Cooper v. StephensAnnotate this Case
214 Ga. 825 (1959)
108 S.E.2d 274
COOPER v. STEPHENS.
Supreme Court of Georgia.
Submitted March 9, 1959.
Decided April 9, 1959.
Frank M. Gleason, for plaintiff in error.
DUCKWORTH, Chief Justice.
When any person in whom, for any cause, the applicant is interested, is kept illegally from the *826 custody of the applicant, said applicant may sue out a writ of habeas corpus to inquire into the legality of such restraint.
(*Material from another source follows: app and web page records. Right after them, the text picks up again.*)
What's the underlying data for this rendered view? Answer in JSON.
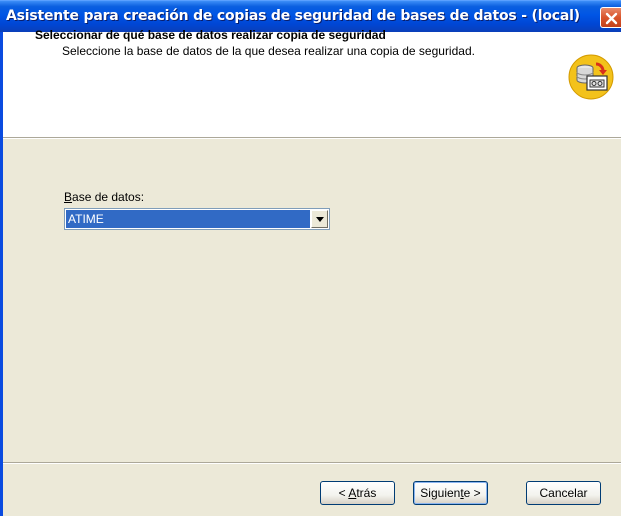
{
  "window": {
    "title": "Asistente para creación de copias de seguridad de bases de datos - (local)"
  },
  "header": {
    "title": "Seleccionar de qué base de datos realizar copia de seguridad",
    "subtitle": "Seleccione la base de datos de la que desea realizar una copia de seguridad.",
    "icon": "database-backup-icon"
  },
  "form": {
    "db_label_mnemonic": "B",
    "db_label_rest": "ase de datos:",
    "db_selected": "ATIME"
  },
  "buttons": {
    "back_prefix": "< ",
    "back_mnemonic": "A",
    "back_rest": "trás",
    "next_prefix": "Siguien",
    "next_mnemonic": "t",
    "next_rest": "e >",
    "cancel": "Cancelar"
  },
  "colors": {
    "titlebar": "#0055e5",
    "selection": "#316ac5",
    "dialog_bg": "#ece9d8",
    "close_button": "#d9542b"
  }
}
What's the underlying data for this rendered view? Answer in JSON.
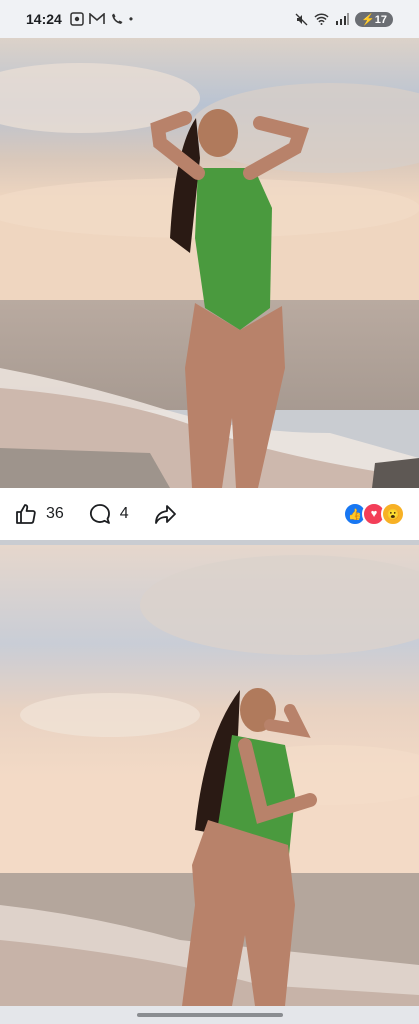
{
  "status_bar": {
    "time": "14:24",
    "left_icons": [
      "screenshot-icon",
      "gmail-icon",
      "call-icon",
      "dot"
    ],
    "right_icons": [
      "mute-icon",
      "wifi-icon",
      "signal-icon"
    ],
    "battery": "17"
  },
  "post": {
    "like_count": "36",
    "comment_count": "4",
    "reactions": [
      "like",
      "love",
      "wow"
    ]
  },
  "colors": {
    "like": "#1877f2",
    "love": "#f33e58",
    "wow": "#f7b125",
    "background": "#c9ccd1"
  }
}
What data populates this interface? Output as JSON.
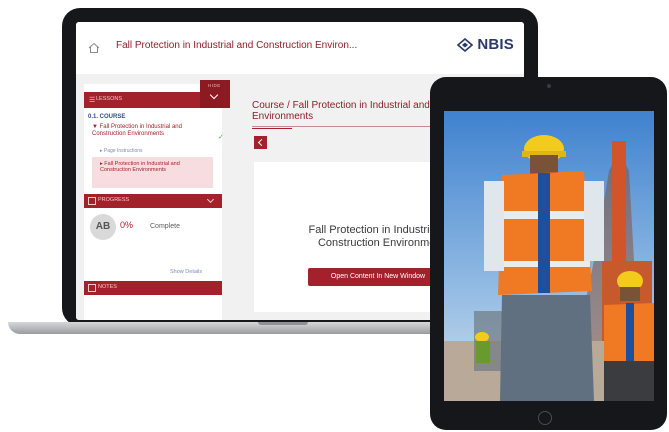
{
  "app": {
    "course_title": "Fall Protection in Industrial and Construction Environ...",
    "brand": "NBIS"
  },
  "sidebar": {
    "header_label": "LESSONS",
    "toggle_label": "HIDE",
    "section_title": "0.1. COURSE",
    "module_title": "▼ Fall Protection in Industrial and Construction Environments",
    "subitem_1": "▸ Page Instructions",
    "subitem_2": "▸ Fall Protection in Industrial and Construction Environments",
    "progress_label": "PROGRESS",
    "avatar_initials": "AB",
    "progress_percent": "0%",
    "progress_status": "Complete",
    "show_details": "Show Details",
    "notes_label": "NOTES"
  },
  "main": {
    "breadcrumb": "Course / Fall Protection in Industrial and Construction Environments",
    "content_title": "Fall Protection in Industrial and Construction Environments",
    "open_button": "Open Content In New Window"
  },
  "colors": {
    "accent": "#a3212a",
    "brand_navy": "#2b3a67"
  }
}
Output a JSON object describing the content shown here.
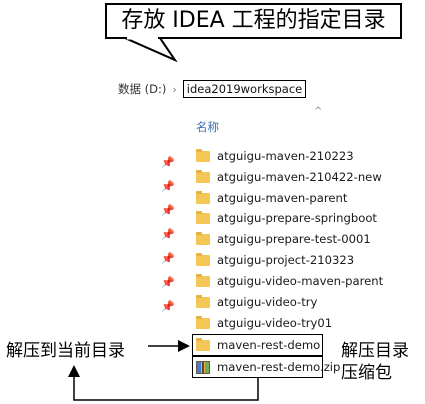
{
  "callout_top": "存放 IDEA 工程的指定目录",
  "breadcrumb": {
    "drive": "数据 (D:)",
    "separator": "›",
    "current": "idea2019workspace"
  },
  "list": {
    "column_header": "名称",
    "sort_indicator": "^",
    "pin_icon": "pin-icon",
    "items": [
      {
        "name": "atguigu-maven-210223",
        "type": "folder"
      },
      {
        "name": "atguigu-maven-210422-new",
        "type": "folder"
      },
      {
        "name": "atguigu-maven-parent",
        "type": "folder"
      },
      {
        "name": "atguigu-prepare-springboot",
        "type": "folder"
      },
      {
        "name": "atguigu-prepare-test-0001",
        "type": "folder"
      },
      {
        "name": "atguigu-project-210323",
        "type": "folder"
      },
      {
        "name": "atguigu-video-maven-parent",
        "type": "folder"
      },
      {
        "name": "atguigu-video-try",
        "type": "folder"
      },
      {
        "name": "atguigu-video-try01",
        "type": "folder"
      },
      {
        "name": "maven-rest-demo",
        "type": "folder"
      },
      {
        "name": "maven-rest-demo.zip",
        "type": "zip"
      }
    ]
  },
  "annotations": {
    "extract_here": "解压到当前目录",
    "extracted_dir": "解压目录",
    "zip_label": "压缩包"
  },
  "colors": {
    "folder": "#f4c655",
    "header_text": "#3a6ea8"
  }
}
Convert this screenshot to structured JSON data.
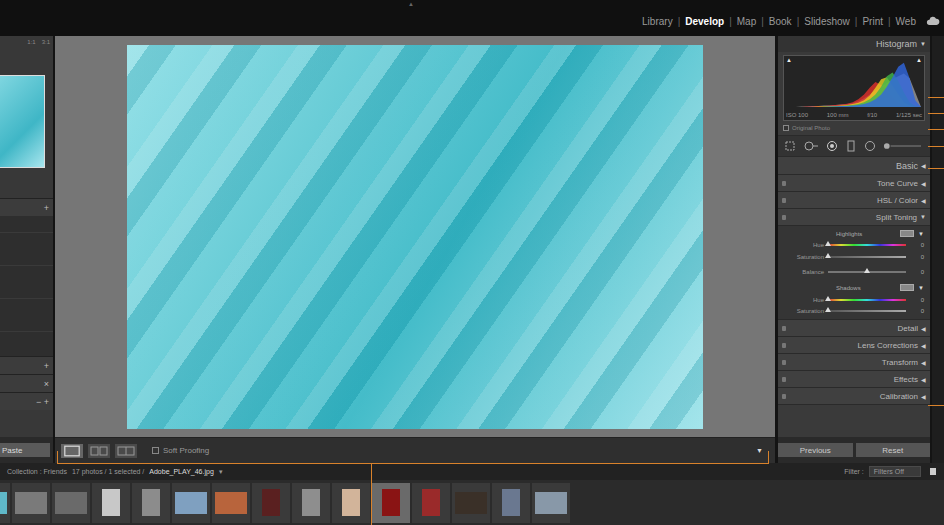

Code § 50-101. Where, as here, the father of a minor child applied for a writ of habeas corpus against the mother, setting forth therein the divorce decree between them, whereby the custody of the child was awarded to the mother with the applicant given the right of visitation at all reasonable times and places, "to have custody and control for periods of visitation," and setting forth further that the final order stated that, should the parties be unable to agree between themselves as to reasonableness of such visitation, upon application of either party, the court would fix and determine a specific time for such visits, the application for the writ setting forth further that the mother absolutely refuses to allow such visitations, such application alleges a cause of action for inquiry into the legality of such restraint, and the court erred in dismissing the petition on the ground that it alleges insufficient facts for modifying the decree, since no change of circumstances affecting the interest and welfare of the child is shown. Under the decree the father was entitled to custody during reasonable visitation periods, and the petition alleges that the child is being illegally withheld from him. There is nothing indicated in Perry v. Perry, 212 Ga. 668 (95 S. E. 2d 2), and similar cases where the State as parens patriae opens the doors of its habeas corpus courts for a redetermination of the question of custody of children, where there is an alleged change of circumstances affecting the interest and welfare of children, which controls this case. And, since both parties have left the jurisdiction of the court rendering the decree, the application was properly brought in the county of the residence of the defendant, where the child was being illegally detained from the father. Duncan v. Thomas, 208 Ga. 740 (69 S. E. 2d 196); Anthony v. Anthony, 212 Ga. 356 (92 S. E. 2d 857).
Judgment reversed. All the Justices concur.